• [EXERCISE GOAL] Look for the word "heading" in the entries below, then copy every line that has it.

• [PROVIDED DATA]

════

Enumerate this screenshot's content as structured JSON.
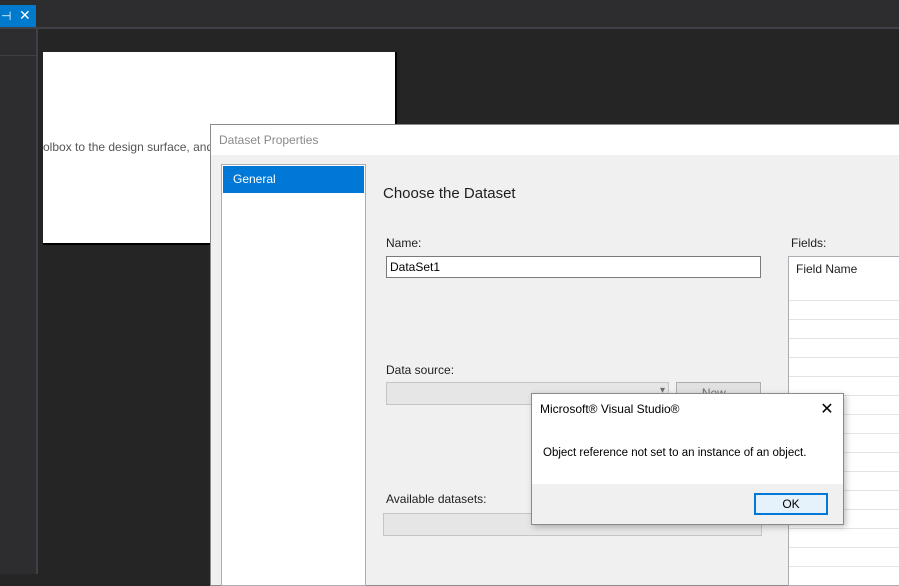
{
  "ide": {
    "pin_icon": "pin-icon",
    "close_icon": "close-icon",
    "design_hint": "olbox to the design surface, and t"
  },
  "dataset_dialog": {
    "title": "Dataset Properties",
    "nav_items": [
      {
        "label": "General",
        "selected": true
      }
    ],
    "heading": "Choose the Dataset",
    "name_label": "Name:",
    "name_value": "DataSet1",
    "data_source_label": "Data source:",
    "data_source_value": "",
    "new_button_label": "New...",
    "available_datasets_label": "Available datasets:",
    "available_datasets_value": "",
    "fields_label": "Fields:",
    "fields_column_header": "Field Name"
  },
  "message_box": {
    "title": "Microsoft® Visual Studio®",
    "message": "Object reference not set to an instance of an object.",
    "ok_label": "OK"
  },
  "colors": {
    "accent": "#0078d7",
    "ide_background": "#252526",
    "dialog_background": "#f0f0f0"
  }
}
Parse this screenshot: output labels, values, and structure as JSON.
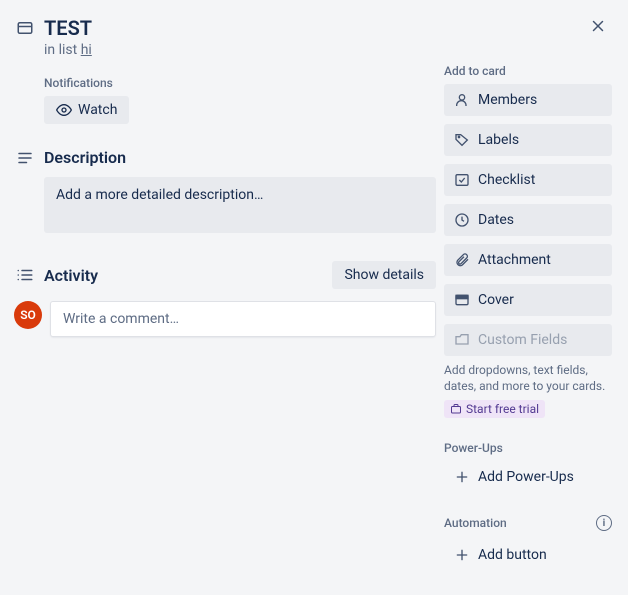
{
  "card": {
    "title": "TEST",
    "in_list_prefix": "in list ",
    "list_name": "hi"
  },
  "notifications": {
    "label": "Notifications",
    "watch": "Watch"
  },
  "description": {
    "heading": "Description",
    "placeholder": "Add a more detailed description…"
  },
  "activity": {
    "heading": "Activity",
    "show_details": "Show details",
    "avatar_initials": "SO",
    "comment_placeholder": "Write a comment…"
  },
  "sidebar": {
    "add_to_card": "Add to card",
    "items": [
      {
        "label": "Members"
      },
      {
        "label": "Labels"
      },
      {
        "label": "Checklist"
      },
      {
        "label": "Dates"
      },
      {
        "label": "Attachment"
      },
      {
        "label": "Cover"
      },
      {
        "label": "Custom Fields"
      }
    ],
    "custom_fields_hint": "Add dropdowns, text fields, dates, and more to your cards.",
    "start_trial": "Start free trial",
    "powerups_label": "Power-Ups",
    "add_powerups": "Add Power-Ups",
    "automation_label": "Automation",
    "add_button": "Add button"
  }
}
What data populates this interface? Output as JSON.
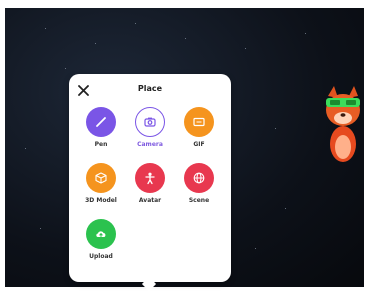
{
  "menu": {
    "title": "Place",
    "close_icon": "close-icon",
    "items": [
      {
        "label": "Pen",
        "icon": "pen-icon",
        "color": "#7a55e6"
      },
      {
        "label": "Camera",
        "icon": "camera-icon",
        "color": "#ffffff",
        "ring": "#7a55e6",
        "selected": true
      },
      {
        "label": "GIF",
        "icon": "gif-icon",
        "color": "#f5941e"
      },
      {
        "label": "3D Model",
        "icon": "cube-icon",
        "color": "#f5941e"
      },
      {
        "label": "Avatar",
        "icon": "avatar-icon",
        "color": "#e8384f"
      },
      {
        "label": "Scene",
        "icon": "globe-icon",
        "color": "#e8384f"
      },
      {
        "label": "Upload",
        "icon": "upload-icon",
        "color": "#2bc24e"
      }
    ]
  },
  "scene": {
    "background": "#0d1119",
    "avatar": "robot-avatar"
  }
}
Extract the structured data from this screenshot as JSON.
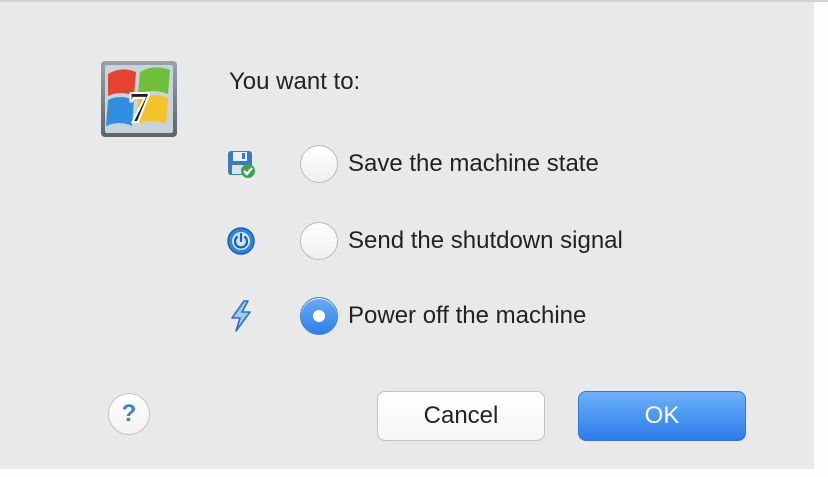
{
  "dialog": {
    "app_icon": "windows7-vm-icon",
    "prompt": "You want to:",
    "options": [
      {
        "icon": "save-state-icon",
        "label": "Save the machine state",
        "checked": false
      },
      {
        "icon": "power-button-icon",
        "label": "Send the shutdown signal",
        "checked": false
      },
      {
        "icon": "lightning-bolt-icon",
        "label": "Power off the machine",
        "checked": true
      }
    ],
    "help_label": "?",
    "cancel_label": "Cancel",
    "ok_label": "OK"
  },
  "colors": {
    "accent": "#2f7fea",
    "background": "#e9e9e9",
    "text": "#222222"
  }
}
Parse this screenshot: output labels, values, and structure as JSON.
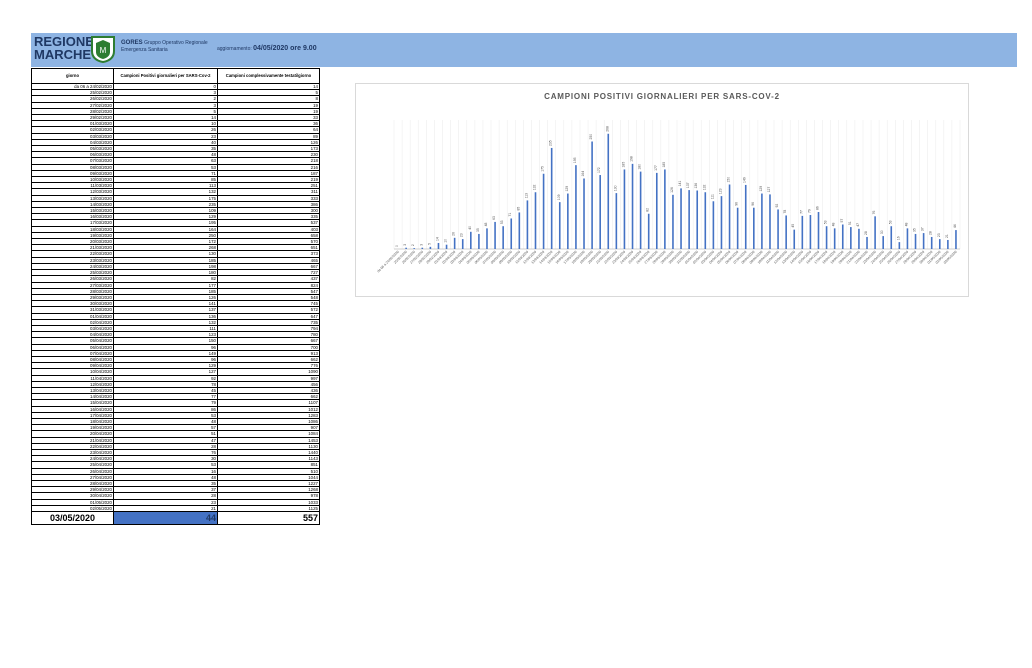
{
  "header": {
    "logo_line1": "REGIONE",
    "logo_line2": "MARCHE",
    "org_name": "GORES",
    "org_line1": "Gruppo Operativo Regionale",
    "org_line2": "Emergenza Sanitaria",
    "update_label": "aggiornamento:",
    "update_value": "04/05/2020 ore 9.00"
  },
  "table": {
    "headers": [
      "giorno",
      "Campioni Positivi giornalieri per SARS-Cov-2",
      "Campioni complessivamente testati/giorno"
    ],
    "rows": [
      [
        "da 06 a 24/02/2020",
        "0",
        "14"
      ],
      [
        "25/02/2020",
        "3",
        "5"
      ],
      [
        "26/02/2020",
        "2",
        "8"
      ],
      [
        "27/02/2020",
        "3",
        "19"
      ],
      [
        "28/02/2020",
        "5",
        "19"
      ],
      [
        "29/02/2020",
        "14",
        "33"
      ],
      [
        "01/03/2020",
        "10",
        "36"
      ],
      [
        "02/03/2020",
        "26",
        "64"
      ],
      [
        "03/03/2020",
        "23",
        "89"
      ],
      [
        "04/03/2020",
        "40",
        "126"
      ],
      [
        "05/03/2020",
        "35",
        "173"
      ],
      [
        "06/03/2020",
        "48",
        "230"
      ],
      [
        "07/03/2020",
        "63",
        "218"
      ],
      [
        "08/03/2020",
        "53",
        "216"
      ],
      [
        "09/03/2020",
        "71",
        "187"
      ],
      [
        "10/03/2020",
        "85",
        "219"
      ],
      [
        "11/03/2020",
        "113",
        "251"
      ],
      [
        "12/03/2020",
        "132",
        "311"
      ],
      [
        "13/03/2020",
        "175",
        "333"
      ],
      [
        "14/03/2020",
        "235",
        "386"
      ],
      [
        "15/03/2020",
        "109",
        "300"
      ],
      [
        "16/03/2020",
        "129",
        "335"
      ],
      [
        "17/03/2020",
        "195",
        "537"
      ],
      [
        "18/03/2020",
        "164",
        "403"
      ],
      [
        "19/03/2020",
        "250",
        "658"
      ],
      [
        "20/03/2020",
        "172",
        "570"
      ],
      [
        "21/03/2020",
        "268",
        "651"
      ],
      [
        "22/03/2020",
        "130",
        "373"
      ],
      [
        "23/03/2020",
        "185",
        "465"
      ],
      [
        "24/03/2020",
        "198",
        "667"
      ],
      [
        "25/03/2020",
        "180",
        "727"
      ],
      [
        "26/03/2020",
        "82",
        "437"
      ],
      [
        "27/03/2020",
        "177",
        "824"
      ],
      [
        "28/03/2020",
        "185",
        "547"
      ],
      [
        "29/03/2020",
        "126",
        "548"
      ],
      [
        "30/03/2020",
        "141",
        "745"
      ],
      [
        "31/03/2020",
        "137",
        "572"
      ],
      [
        "01/04/2020",
        "136",
        "647"
      ],
      [
        "02/04/2020",
        "132",
        "735"
      ],
      [
        "03/04/2020",
        "111",
        "794"
      ],
      [
        "04/04/2020",
        "123",
        "780"
      ],
      [
        "05/04/2020",
        "150",
        "667"
      ],
      [
        "06/04/2020",
        "96",
        "700"
      ],
      [
        "07/04/2020",
        "149",
        "913"
      ],
      [
        "08/04/2020",
        "96",
        "662"
      ],
      [
        "09/04/2020",
        "129",
        "776"
      ],
      [
        "10/04/2020",
        "127",
        "1090"
      ],
      [
        "11/04/2020",
        "92",
        "997"
      ],
      [
        "12/04/2020",
        "78",
        "456"
      ],
      [
        "13/04/2020",
        "45",
        "436"
      ],
      [
        "14/04/2020",
        "77",
        "662"
      ],
      [
        "15/04/2020",
        "79",
        "1107"
      ],
      [
        "16/04/2020",
        "86",
        "1012"
      ],
      [
        "17/04/2020",
        "53",
        "1283"
      ],
      [
        "18/04/2020",
        "48",
        "1086"
      ],
      [
        "19/04/2020",
        "57",
        "907"
      ],
      [
        "20/04/2020",
        "51",
        "1084"
      ],
      [
        "21/04/2020",
        "47",
        "1453"
      ],
      [
        "22/04/2020",
        "28",
        "1130"
      ],
      [
        "23/04/2020",
        "76",
        "1440"
      ],
      [
        "24/04/2020",
        "30",
        "1143"
      ],
      [
        "25/04/2020",
        "53",
        "851"
      ],
      [
        "26/04/2020",
        "16",
        "510"
      ],
      [
        "27/04/2020",
        "48",
        "1044"
      ],
      [
        "28/04/2020",
        "35",
        "1227"
      ],
      [
        "29/04/2020",
        "37",
        "1268"
      ],
      [
        "30/04/2020",
        "28",
        "978"
      ],
      [
        "01/05/2020",
        "23",
        "1033"
      ],
      [
        "02/05/2020",
        "21",
        "1125"
      ]
    ],
    "total_row": [
      "03/05/2020",
      "44",
      "557"
    ]
  },
  "chart_data": {
    "type": "bar",
    "title": "CAMPIONI POSITIVI GIORNALIERI PER SARS-COV-2",
    "categories": [
      "da 06 a 24/02/2020",
      "25/02/2020",
      "26/02/2020",
      "27/02/2020",
      "28/02/2020",
      "29/02/2020",
      "01/03/2020",
      "02/03/2020",
      "03/03/2020",
      "04/03/2020",
      "05/03/2020",
      "06/03/2020",
      "07/03/2020",
      "08/03/2020",
      "09/03/2020",
      "10/03/2020",
      "11/03/2020",
      "12/03/2020",
      "13/03/2020",
      "14/03/2020",
      "15/03/2020",
      "16/03/2020",
      "17/03/2020",
      "18/03/2020",
      "19/03/2020",
      "20/03/2020",
      "21/03/2020",
      "22/03/2020",
      "23/03/2020",
      "24/03/2020",
      "25/03/2020",
      "26/03/2020",
      "27/03/2020",
      "28/03/2020",
      "29/03/2020",
      "30/03/2020",
      "31/03/2020",
      "01/04/2020",
      "02/04/2020",
      "03/04/2020",
      "04/04/2020",
      "05/04/2020",
      "06/04/2020",
      "07/04/2020",
      "08/04/2020",
      "09/04/2020",
      "10/04/2020",
      "11/04/2020",
      "12/04/2020",
      "13/04/2020",
      "14/04/2020",
      "15/04/2020",
      "16/04/2020",
      "17/04/2020",
      "18/04/2020",
      "19/04/2020",
      "20/04/2020",
      "21/04/2020",
      "22/04/2020",
      "23/04/2020",
      "24/04/2020",
      "25/04/2020",
      "26/04/2020",
      "27/04/2020",
      "28/04/2020",
      "29/04/2020",
      "30/04/2020",
      "01/05/2020",
      "02/05/2020",
      "03/05/2020"
    ],
    "values": [
      0,
      3,
      2,
      3,
      5,
      14,
      10,
      26,
      23,
      40,
      35,
      48,
      63,
      53,
      71,
      85,
      113,
      132,
      175,
      235,
      109,
      129,
      195,
      164,
      250,
      172,
      268,
      130,
      185,
      198,
      180,
      82,
      177,
      185,
      126,
      141,
      137,
      136,
      132,
      111,
      123,
      150,
      96,
      149,
      96,
      129,
      127,
      92,
      78,
      45,
      77,
      79,
      86,
      53,
      48,
      57,
      51,
      47,
      28,
      76,
      30,
      53,
      16,
      48,
      35,
      37,
      28,
      23,
      21,
      44
    ],
    "ylim": [
      0,
      300
    ],
    "grid": true,
    "bar_color": "#4472c4",
    "data_labels": true
  }
}
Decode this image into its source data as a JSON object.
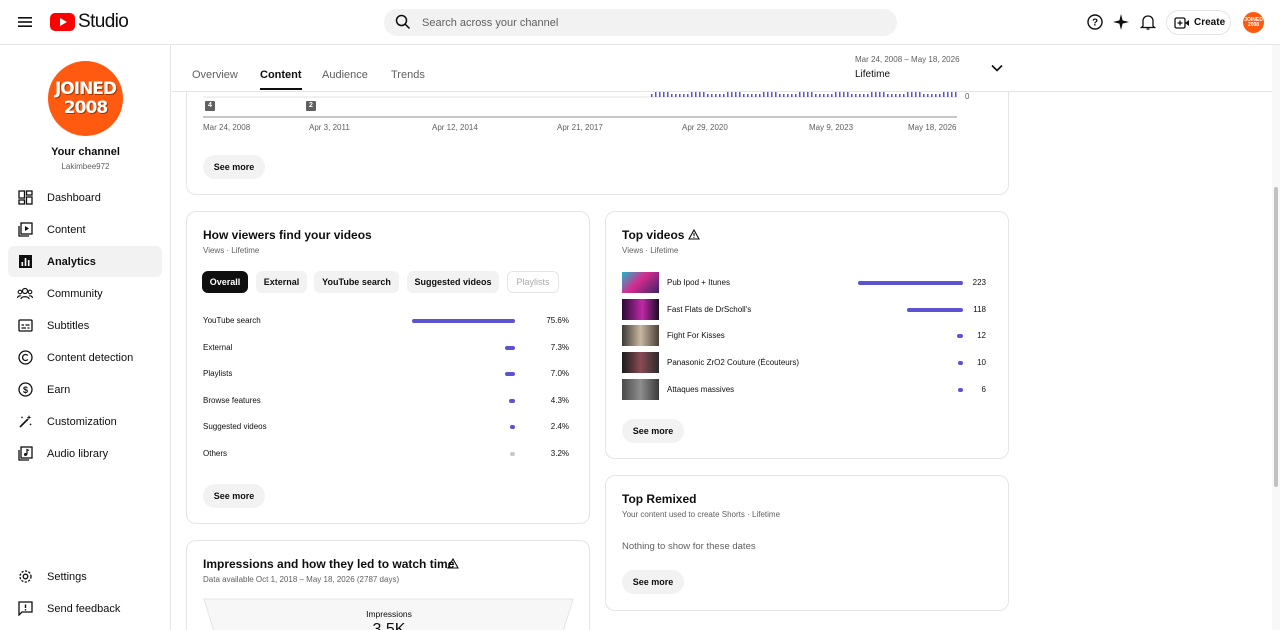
{
  "header": {
    "app_name": "Studio",
    "search_placeholder": "Search across your channel",
    "create_label": "Create",
    "avatar_text_line1": "JOINED",
    "avatar_text_line2": "2008"
  },
  "sidebar": {
    "avatar_line1": "JOINED",
    "avatar_line2": "2008",
    "channel_name": "Your channel",
    "channel_handle": "Lakimbee972",
    "items": [
      {
        "label": "Dashboard",
        "icon": "dashboard-icon"
      },
      {
        "label": "Content",
        "icon": "content-icon"
      },
      {
        "label": "Analytics",
        "icon": "analytics-icon",
        "active": true
      },
      {
        "label": "Community",
        "icon": "community-icon"
      },
      {
        "label": "Subtitles",
        "icon": "subtitles-icon"
      },
      {
        "label": "Content detection",
        "icon": "copyright-icon"
      },
      {
        "label": "Earn",
        "icon": "dollar-icon"
      },
      {
        "label": "Customization",
        "icon": "magic-wand-icon"
      },
      {
        "label": "Audio library",
        "icon": "audio-library-icon"
      }
    ],
    "footer": [
      {
        "label": "Settings",
        "icon": "gear-icon"
      },
      {
        "label": "Send feedback",
        "icon": "feedback-icon"
      }
    ]
  },
  "tabs": [
    "Overview",
    "Content",
    "Audience",
    "Trends"
  ],
  "active_tab": "Content",
  "date_range": {
    "range": "Mar 24, 2008 – May 18, 2026",
    "period": "Lifetime"
  },
  "timeline": {
    "x_labels": [
      "Mar 24, 2008",
      "Apr 3, 2011",
      "Apr 12, 2014",
      "Apr 21, 2017",
      "Apr 29, 2020",
      "May 9, 2023",
      "May 18, 2026"
    ],
    "y_zero": "0",
    "markers": [
      "4",
      "2"
    ],
    "see_more": "See more"
  },
  "traffic": {
    "title": "How viewers find your videos",
    "subtitle": "Views · Lifetime",
    "chips": [
      "Overall",
      "External",
      "YouTube search",
      "Suggested videos",
      "Playlists"
    ],
    "rows": [
      {
        "name": "YouTube search",
        "pct": "75.6%",
        "value": 75.6
      },
      {
        "name": "External",
        "pct": "7.3%",
        "value": 7.3
      },
      {
        "name": "Playlists",
        "pct": "7.0%",
        "value": 7.0
      },
      {
        "name": "Browse features",
        "pct": "4.3%",
        "value": 4.3
      },
      {
        "name": "Suggested videos",
        "pct": "2.4%",
        "value": 2.4
      },
      {
        "name": "Others",
        "pct": "3.2%",
        "value": 3.2
      }
    ],
    "see_more": "See more"
  },
  "top_videos": {
    "title": "Top videos",
    "subtitle": "Views · Lifetime",
    "rows": [
      {
        "name": "Pub Ipod + Itunes",
        "views": "223",
        "value": 223
      },
      {
        "name": "Fast Flats de DrScholl's",
        "views": "118",
        "value": 118
      },
      {
        "name": "Fight For Kisses",
        "views": "12",
        "value": 12
      },
      {
        "name": "Panasonic ZrO2 Couture (Écouteurs)",
        "views": "10",
        "value": 10
      },
      {
        "name": "Attaques massives",
        "views": "6",
        "value": 6
      }
    ],
    "see_more": "See more"
  },
  "top_remixed": {
    "title": "Top Remixed",
    "subtitle": "Your content used to create Shorts · Lifetime",
    "empty": "Nothing to show for these dates",
    "see_more": "See more"
  },
  "impressions": {
    "title": "Impressions and how they led to watch time",
    "subtitle": "Data available Oct 1, 2018 – May 18, 2026 (2787 days)",
    "funnel_label": "Impressions",
    "funnel_value": "3.5K"
  },
  "colors": {
    "accent": "#5b53d1",
    "brand_red": "#ff0000",
    "avatar": "#ff5a0f"
  }
}
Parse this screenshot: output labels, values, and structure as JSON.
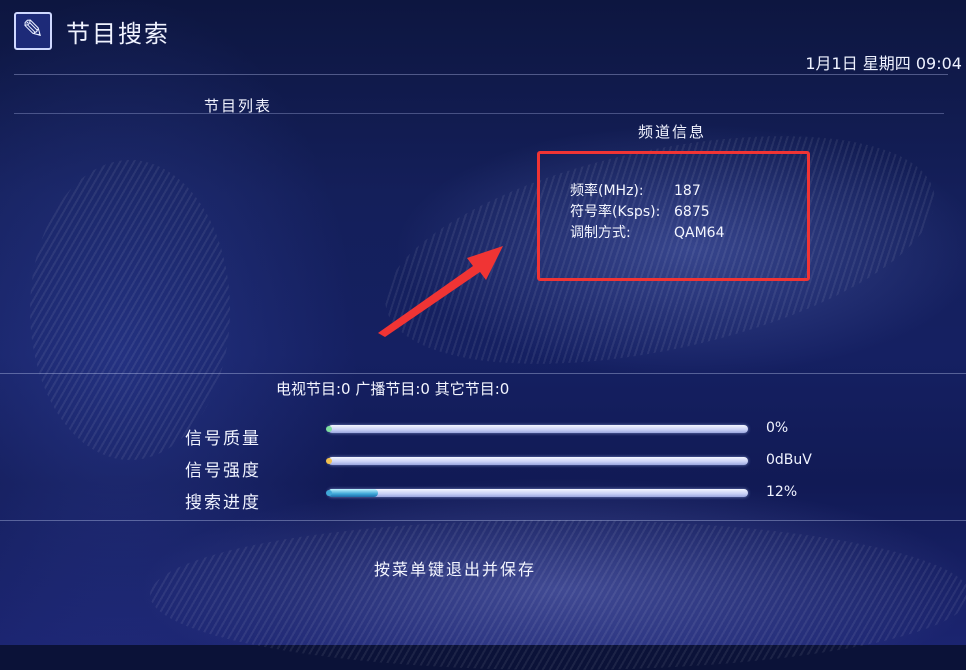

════

• [WRITTEN SOLUTION]
    "heading": "Choose the Dataset",
    "heading": "Description",
    "heading": "Activity",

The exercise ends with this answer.